Research is needed to assess the practicality of implementing LCDs in work zones. Specifically, the following issues need to be considered: the cost of using LCDs compared with traditional channelizing devices; the larger size of LCDs compared with traditional channelizing devices (especially width and height); the transport, setup, maintenance, replacement and removal of LCDs compared with traditional channelizing devices; and the use of specific LCD color patterns (if determined to be effective).
Not positive on protection
Overall, LCDs are devices that can be used instead of a line of cones, drums or barricades to delineate or channelize vehicles or pedestrians. LCDs may be used singly as Type 1, 2 or 3 barricades, or connected together. While LCDs must be crashworthy, they do not provide positive protection for obstacles, pedestrians or workers.

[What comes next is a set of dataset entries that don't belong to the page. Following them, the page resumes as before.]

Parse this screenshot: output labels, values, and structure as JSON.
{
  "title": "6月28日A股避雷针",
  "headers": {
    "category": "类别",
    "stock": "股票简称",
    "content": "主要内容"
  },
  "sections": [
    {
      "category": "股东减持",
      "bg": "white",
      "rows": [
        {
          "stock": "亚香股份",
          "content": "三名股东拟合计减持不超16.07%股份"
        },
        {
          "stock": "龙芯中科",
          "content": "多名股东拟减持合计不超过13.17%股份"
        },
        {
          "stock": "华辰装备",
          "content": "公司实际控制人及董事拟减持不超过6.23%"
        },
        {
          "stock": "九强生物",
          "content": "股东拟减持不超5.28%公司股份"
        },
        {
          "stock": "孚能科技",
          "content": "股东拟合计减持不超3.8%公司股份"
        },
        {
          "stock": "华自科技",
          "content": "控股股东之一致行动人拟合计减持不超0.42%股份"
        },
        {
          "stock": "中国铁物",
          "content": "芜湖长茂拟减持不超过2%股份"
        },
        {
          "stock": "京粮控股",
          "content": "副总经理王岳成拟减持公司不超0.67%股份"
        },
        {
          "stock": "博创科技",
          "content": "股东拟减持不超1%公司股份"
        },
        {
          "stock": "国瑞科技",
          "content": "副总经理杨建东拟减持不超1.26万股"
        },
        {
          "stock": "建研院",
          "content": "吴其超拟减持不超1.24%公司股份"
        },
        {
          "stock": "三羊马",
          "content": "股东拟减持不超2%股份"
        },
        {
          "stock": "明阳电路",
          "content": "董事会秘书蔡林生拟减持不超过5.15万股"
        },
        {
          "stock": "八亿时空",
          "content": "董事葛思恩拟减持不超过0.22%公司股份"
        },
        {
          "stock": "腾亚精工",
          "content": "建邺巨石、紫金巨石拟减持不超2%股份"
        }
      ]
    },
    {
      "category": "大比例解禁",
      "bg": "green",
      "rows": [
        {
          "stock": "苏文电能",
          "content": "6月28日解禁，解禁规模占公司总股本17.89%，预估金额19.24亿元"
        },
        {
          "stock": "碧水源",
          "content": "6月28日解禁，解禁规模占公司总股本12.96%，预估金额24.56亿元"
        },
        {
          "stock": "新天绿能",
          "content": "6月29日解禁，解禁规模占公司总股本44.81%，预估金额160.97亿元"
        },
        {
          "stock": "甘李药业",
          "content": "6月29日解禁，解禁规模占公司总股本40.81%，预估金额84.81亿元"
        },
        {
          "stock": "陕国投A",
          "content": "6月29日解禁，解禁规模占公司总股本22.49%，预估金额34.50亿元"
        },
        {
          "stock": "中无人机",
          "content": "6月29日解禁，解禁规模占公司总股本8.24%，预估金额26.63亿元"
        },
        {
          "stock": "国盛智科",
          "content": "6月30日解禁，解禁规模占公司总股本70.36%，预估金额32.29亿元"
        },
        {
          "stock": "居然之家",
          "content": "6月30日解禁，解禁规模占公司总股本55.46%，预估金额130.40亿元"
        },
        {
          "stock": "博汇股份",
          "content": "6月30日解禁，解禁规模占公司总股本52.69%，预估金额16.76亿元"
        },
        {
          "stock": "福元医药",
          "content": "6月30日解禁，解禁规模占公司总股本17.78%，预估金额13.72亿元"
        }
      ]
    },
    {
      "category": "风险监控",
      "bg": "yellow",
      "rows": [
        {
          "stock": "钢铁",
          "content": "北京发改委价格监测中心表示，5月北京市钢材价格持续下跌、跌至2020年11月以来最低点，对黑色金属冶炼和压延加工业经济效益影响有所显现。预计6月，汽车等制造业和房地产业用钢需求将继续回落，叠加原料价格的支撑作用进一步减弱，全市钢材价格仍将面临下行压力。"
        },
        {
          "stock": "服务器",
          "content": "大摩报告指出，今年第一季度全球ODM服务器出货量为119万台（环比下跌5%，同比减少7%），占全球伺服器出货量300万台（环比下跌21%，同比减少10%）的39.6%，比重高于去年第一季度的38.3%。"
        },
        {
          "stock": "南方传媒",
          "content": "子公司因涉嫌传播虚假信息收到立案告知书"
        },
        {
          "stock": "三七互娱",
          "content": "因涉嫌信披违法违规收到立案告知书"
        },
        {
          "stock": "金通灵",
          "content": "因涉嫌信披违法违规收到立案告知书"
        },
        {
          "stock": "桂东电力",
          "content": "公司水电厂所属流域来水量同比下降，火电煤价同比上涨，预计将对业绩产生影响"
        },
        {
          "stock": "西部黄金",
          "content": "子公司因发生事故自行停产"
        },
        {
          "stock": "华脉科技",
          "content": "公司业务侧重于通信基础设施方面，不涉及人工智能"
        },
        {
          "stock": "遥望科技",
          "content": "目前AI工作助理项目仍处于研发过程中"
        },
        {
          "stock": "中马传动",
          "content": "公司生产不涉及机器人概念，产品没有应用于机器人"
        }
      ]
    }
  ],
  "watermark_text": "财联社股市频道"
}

To date, LCDs have primarily been used to delineate pedestrian travel paths in work zones. To encourage the use of LCDs in the traveled way, research is needed to assess whether LCDs improve the traffic safety and operations of work zones relative to the use of other types of channelizing devices (e.g., cones, drums, etc.). In addition, guidance regarding the work-zone configurations and conditions where LCDs should be considered in lieu of other channelizing devices needs to be developed. Research also is needed to investigate a number of other issues concerning the implementation of LCDs, including but not limited to, minimum retroreflectivity requirements, missing or misaligned devices, color of devices and practicality of implementation.